Brief –
Hand back the entries exactly as written, minus every picture.

Dataset items:
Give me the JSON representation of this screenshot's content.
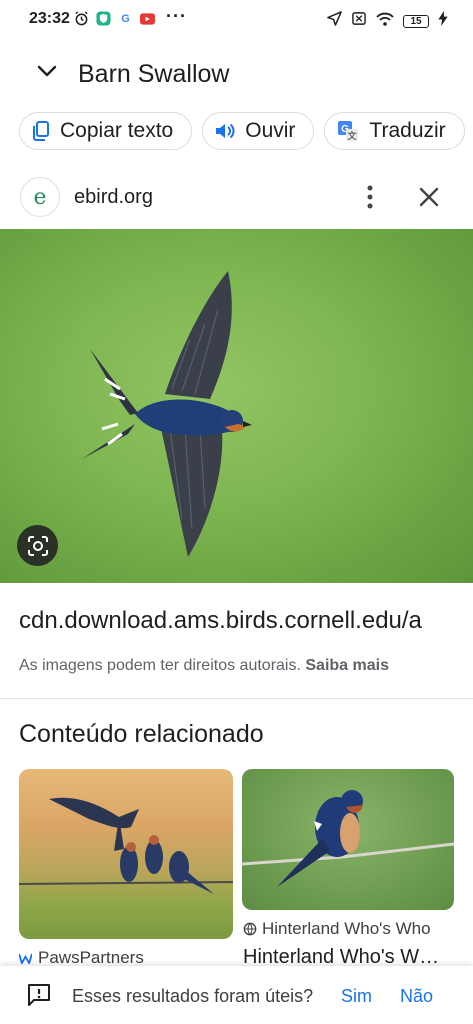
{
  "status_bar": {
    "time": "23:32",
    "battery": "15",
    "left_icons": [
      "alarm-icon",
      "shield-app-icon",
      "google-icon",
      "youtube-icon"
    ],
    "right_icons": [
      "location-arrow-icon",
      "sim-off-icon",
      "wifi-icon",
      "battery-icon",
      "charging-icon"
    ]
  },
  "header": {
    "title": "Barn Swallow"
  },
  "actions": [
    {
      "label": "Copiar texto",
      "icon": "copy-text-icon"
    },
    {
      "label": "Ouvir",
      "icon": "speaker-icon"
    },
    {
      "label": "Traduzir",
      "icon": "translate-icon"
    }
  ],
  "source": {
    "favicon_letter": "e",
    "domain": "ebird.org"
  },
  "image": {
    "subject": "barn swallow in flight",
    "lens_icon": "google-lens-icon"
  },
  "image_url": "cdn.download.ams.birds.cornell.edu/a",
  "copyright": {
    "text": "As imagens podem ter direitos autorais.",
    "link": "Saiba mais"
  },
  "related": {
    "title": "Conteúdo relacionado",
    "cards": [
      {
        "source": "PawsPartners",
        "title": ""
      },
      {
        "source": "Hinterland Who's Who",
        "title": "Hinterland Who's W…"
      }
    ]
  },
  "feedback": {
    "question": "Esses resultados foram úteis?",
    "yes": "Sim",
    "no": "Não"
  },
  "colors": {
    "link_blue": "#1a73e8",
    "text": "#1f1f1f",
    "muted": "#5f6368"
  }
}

Response to the task –
Give me the JSON representation of this screenshot's content.
{
  "status_bar": {
    "time": "23:32",
    "battery": "15",
    "left_icons": [
      "alarm-icon",
      "shield-app-icon",
      "google-icon",
      "youtube-icon"
    ],
    "right_icons": [
      "location-arrow-icon",
      "sim-off-icon",
      "wifi-icon",
      "battery-icon",
      "charging-icon"
    ]
  },
  "header": {
    "title": "Barn Swallow"
  },
  "actions": [
    {
      "label": "Copiar texto",
      "icon": "copy-text-icon"
    },
    {
      "label": "Ouvir",
      "icon": "speaker-icon"
    },
    {
      "label": "Traduzir",
      "icon": "translate-icon"
    }
  ],
  "source": {
    "favicon_letter": "e",
    "domain": "ebird.org"
  },
  "image": {
    "subject": "barn swallow in flight",
    "lens_icon": "google-lens-icon"
  },
  "image_url": "cdn.download.ams.birds.cornell.edu/a",
  "copyright": {
    "text": "As imagens podem ter direitos autorais.",
    "link": "Saiba mais"
  },
  "related": {
    "title": "Conteúdo relacionado",
    "cards": [
      {
        "source": "PawsPartners",
        "title": ""
      },
      {
        "source": "Hinterland Who's Who",
        "title": "Hinterland Who's W…"
      }
    ]
  },
  "feedback": {
    "question": "Esses resultados foram úteis?",
    "yes": "Sim",
    "no": "Não"
  },
  "colors": {
    "link_blue": "#1a73e8",
    "text": "#1f1f1f",
    "muted": "#5f6368"
  }
}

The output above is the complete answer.